• **What is required**
Where a line of the material includes the string "saqadoc", copy that line.
--- Data to examine ---
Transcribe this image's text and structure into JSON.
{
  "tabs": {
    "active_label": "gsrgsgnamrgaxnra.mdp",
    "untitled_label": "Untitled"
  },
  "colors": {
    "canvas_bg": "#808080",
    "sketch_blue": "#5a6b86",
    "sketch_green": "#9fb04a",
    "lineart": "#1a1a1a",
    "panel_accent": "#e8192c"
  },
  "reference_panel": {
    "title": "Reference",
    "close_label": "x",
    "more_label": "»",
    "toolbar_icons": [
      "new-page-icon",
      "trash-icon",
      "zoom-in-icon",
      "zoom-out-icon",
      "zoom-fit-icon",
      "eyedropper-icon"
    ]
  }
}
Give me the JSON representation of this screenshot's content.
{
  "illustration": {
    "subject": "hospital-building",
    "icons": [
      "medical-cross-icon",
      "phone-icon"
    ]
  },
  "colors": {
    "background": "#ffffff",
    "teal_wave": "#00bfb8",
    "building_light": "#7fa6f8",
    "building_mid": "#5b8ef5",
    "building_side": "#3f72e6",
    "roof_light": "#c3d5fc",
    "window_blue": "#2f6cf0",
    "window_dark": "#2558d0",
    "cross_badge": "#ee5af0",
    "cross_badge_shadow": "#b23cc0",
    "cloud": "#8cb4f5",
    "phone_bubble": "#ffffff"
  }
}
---
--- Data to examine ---
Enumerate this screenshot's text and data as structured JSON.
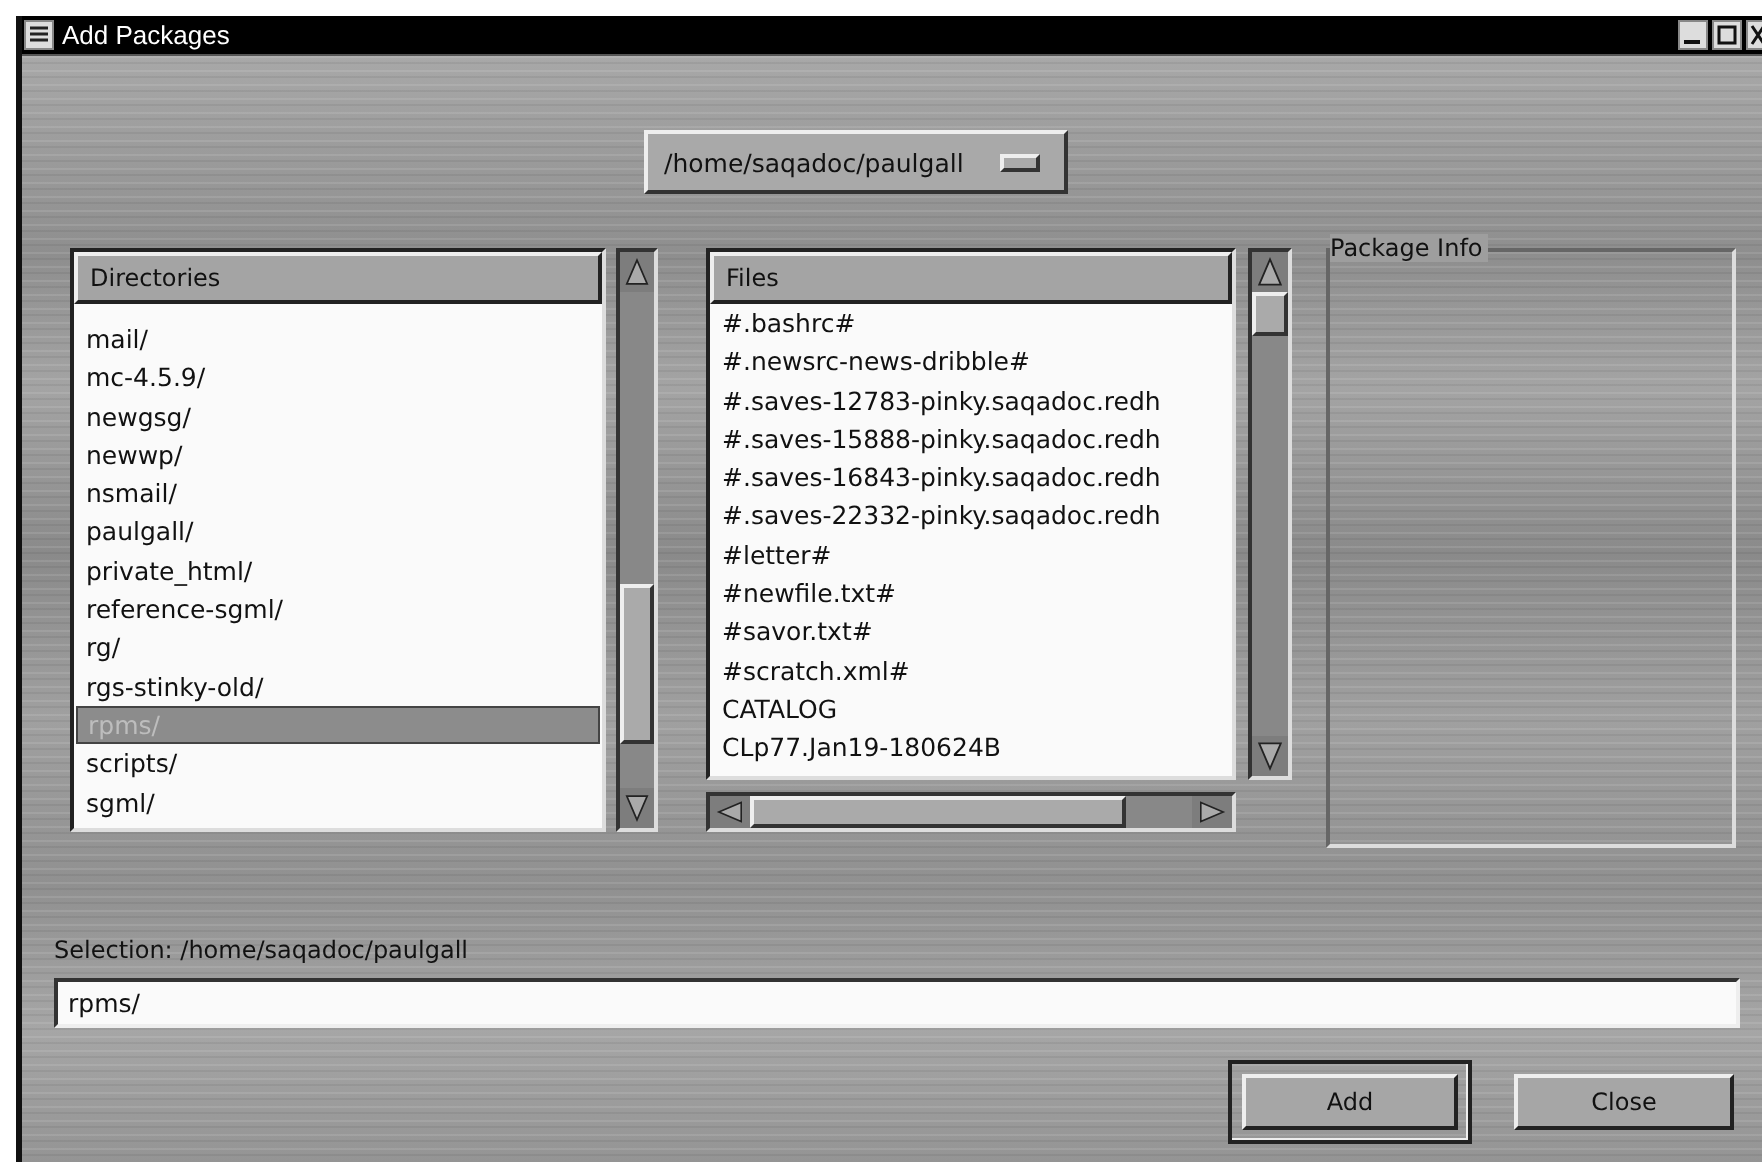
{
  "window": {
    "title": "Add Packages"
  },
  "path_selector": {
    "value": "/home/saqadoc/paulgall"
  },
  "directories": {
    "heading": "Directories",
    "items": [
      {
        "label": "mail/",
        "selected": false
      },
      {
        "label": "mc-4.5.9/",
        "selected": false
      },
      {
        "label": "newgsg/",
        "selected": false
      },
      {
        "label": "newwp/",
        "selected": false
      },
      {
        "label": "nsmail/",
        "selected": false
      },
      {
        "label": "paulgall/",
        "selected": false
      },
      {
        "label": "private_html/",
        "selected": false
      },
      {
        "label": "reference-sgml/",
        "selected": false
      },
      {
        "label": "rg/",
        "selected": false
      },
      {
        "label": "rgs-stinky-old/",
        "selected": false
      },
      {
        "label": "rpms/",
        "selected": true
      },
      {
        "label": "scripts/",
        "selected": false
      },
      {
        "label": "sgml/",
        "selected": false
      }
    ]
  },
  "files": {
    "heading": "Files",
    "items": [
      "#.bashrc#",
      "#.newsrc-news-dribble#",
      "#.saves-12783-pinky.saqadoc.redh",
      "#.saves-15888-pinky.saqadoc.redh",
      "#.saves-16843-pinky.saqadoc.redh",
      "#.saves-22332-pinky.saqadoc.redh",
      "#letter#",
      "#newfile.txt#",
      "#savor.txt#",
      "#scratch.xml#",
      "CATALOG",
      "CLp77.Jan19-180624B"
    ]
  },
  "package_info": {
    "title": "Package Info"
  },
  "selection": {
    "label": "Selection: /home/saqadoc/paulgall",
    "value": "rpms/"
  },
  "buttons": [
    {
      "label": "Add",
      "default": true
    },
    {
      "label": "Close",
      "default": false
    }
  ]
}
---
• **Solution to this exercise**
    "value": "/home/saqadoc/paulgall"
      "#.saves-12783-pinky.saqadoc.redh",
      "#.saves-15888-pinky.saqadoc.redh",
      "#.saves-16843-pinky.saqadoc.redh",
      "#.saves-22332-pinky.saqadoc.redh",
    "label": "Selection: /home/saqadoc/paulgall",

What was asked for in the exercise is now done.